For more information about the understandings, essential
questions, and alignment of this lesson to National Health Education Standards,
State Standards, please visit our website, www.roadoflife.org
This is a brief explanation of each practice that you can
share with students to prepare them for doing the interviews.Meditative exercises are highly effective in
reducing stress and are associated with providing health benefits.Some examples of meditative exercises include
Tai Chi, Yoga, and Qigong.Yoga is one
of the most ancient cultural practices of India. The word yoga in
Sanskrit means "to unite,” and so yoga connotes a unitive
discipline. In this sense, it is an exercise in moral and mental cultivation
that generates good health (arogya), contributes to longevity (chirayu),
and the total intrinsic discipline culminates into positive and perennial
happiness and peace. Tai Chi, if looked at from a Western point of view, can best
be described as a moving form of yoga and meditation combined.
from martial arts, the slow, graceful movements also sometimes reflect the natural
movements of animals and birds, designed to focus the mind and breathing
through a complex series of executions. In Tai Chi, where the form is practiced
in slow continuous fluid movement, muscles and joints are in motion. Breathing
is regulated as an integral part of this exercise. The effect is a sedative
upon the central nervous system which helps to stimulate improvements upon the
body's other systems. It is calming and de-stressing, the movements themselves
becoming physical poetry. When practiced properly, Chi energy is increased, and
one often feels a 'tingling' of fingers and toes and a warming up of the body.
The mind becomes clear and relaxed. The movements give a means for motor
control, balance, etc. and can help posture and loosen tight muscles. Qigong or
"Energy-Cultivation” is an aspect of Chinese medicine involving the
coordination of different breathing patterns with various physical postures and
motions of the body.
• Discuss the process of breathing or the respiratory system
• Air is inhaled through the mouth
and nose. Ask the students to take in a deep breath first through their mouths
and then through their noses to demonstrate this action.
• Once air is inhaled into the
mouth and nose, it travels down an air tube called the trachea.
• The trachea is connected to the
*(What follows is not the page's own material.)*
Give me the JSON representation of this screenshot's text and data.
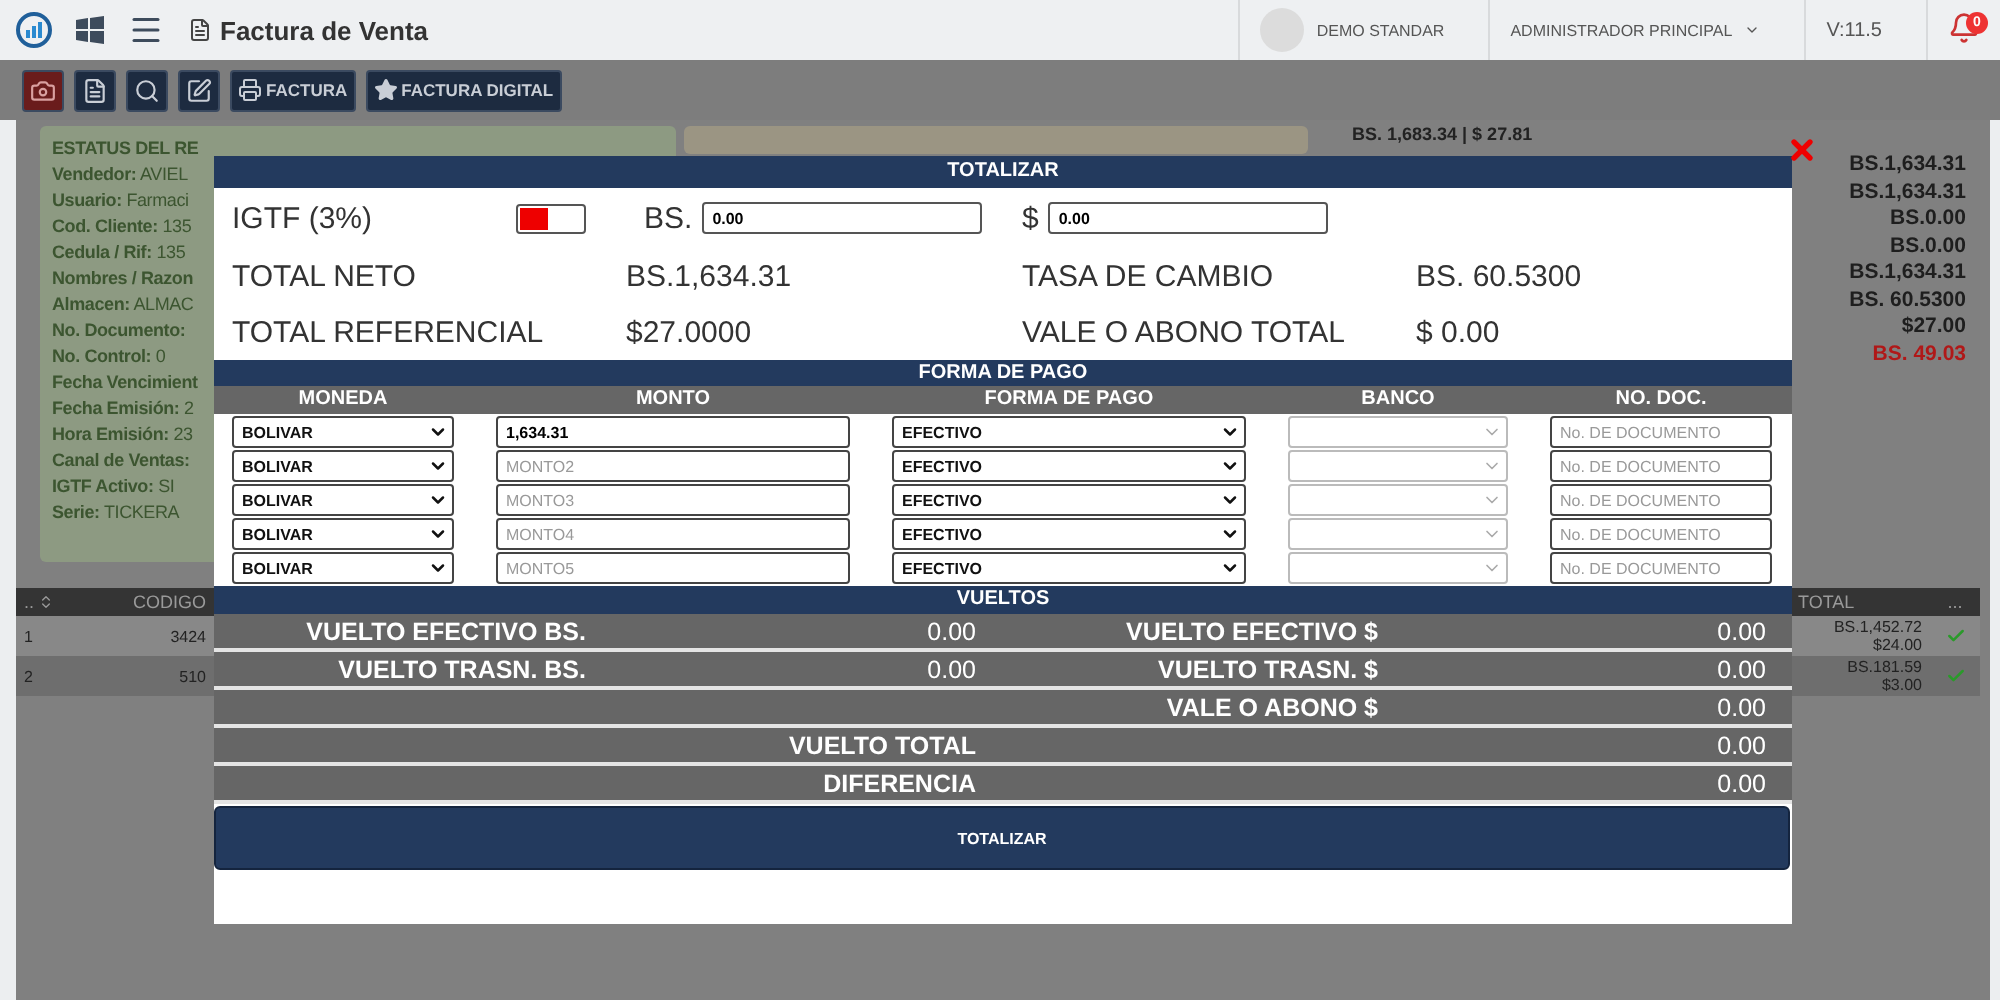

lungs. Air is carried to the lungs from the trachea to the lungs through two
branches called bronchi. These bronchi branch into smaller tubes called
bronchioles.At the end of the
bronchioles there are millions of smaller air sacs called alveoli.
• Alveoli or air sacs function to
exchange oxygen and carbon dioxide within the body.
• The air sacs are connected to
the bloodstream. The air sacs release the oxygen into the bloodstream.The air sacs transport the oxygen through the
bloodstream.The carbon dioxide in the
lungs travels back up the trachea and is exhaled with each breath.
• The diaphragm muscle beneath the
lungs helps push air in and out of the body
Review the breathing process as previously outlined and have
students recall the different steps.
Ask students about the affects of smoking on lungs.Explain that smoking can damage the
air sacs in lungs making it harder to breathe.Breathing becomes difficult for smokers because the air sacs in the
lungs are damaged and do not function properly. This means that smokers also
have a much harder time playing sports, singing, dancing and doing other
activities which require controlled breathing and endurance.
unfortunately some people smoke cigarettes as a way to relieve stress.However, deep breathing is a healthy
alternative that helps to reduce stress and can function to improve the immune
system.Yoga, Tai Chi, and Qigong are
specific meditative practices that incorporate deep breathing into exercise
routines.Tai Chi and Qigong has been
known to improve health of cancer survivors and Yoga can serve as a stress –
To reinforce these concepts students will partake in a
simplified progressive muscle relaxation and breathing routine, interview
health professionals, and play an interactive game. The breathing activity
encourages students to focus on their breathing and since stress is a common
reason people cite for smoking, this deep-breathing routine is a useful
technique to reduce feelings of stress. Students will then interview meditative
exercise specialists (i.e., Yoga, Tai Chi, and Qigong) to discover the history
of the practice, the best way to do the exercise, and how the exercises can
improve health in general.The
interactive game teaches students the importance of having strong and healthy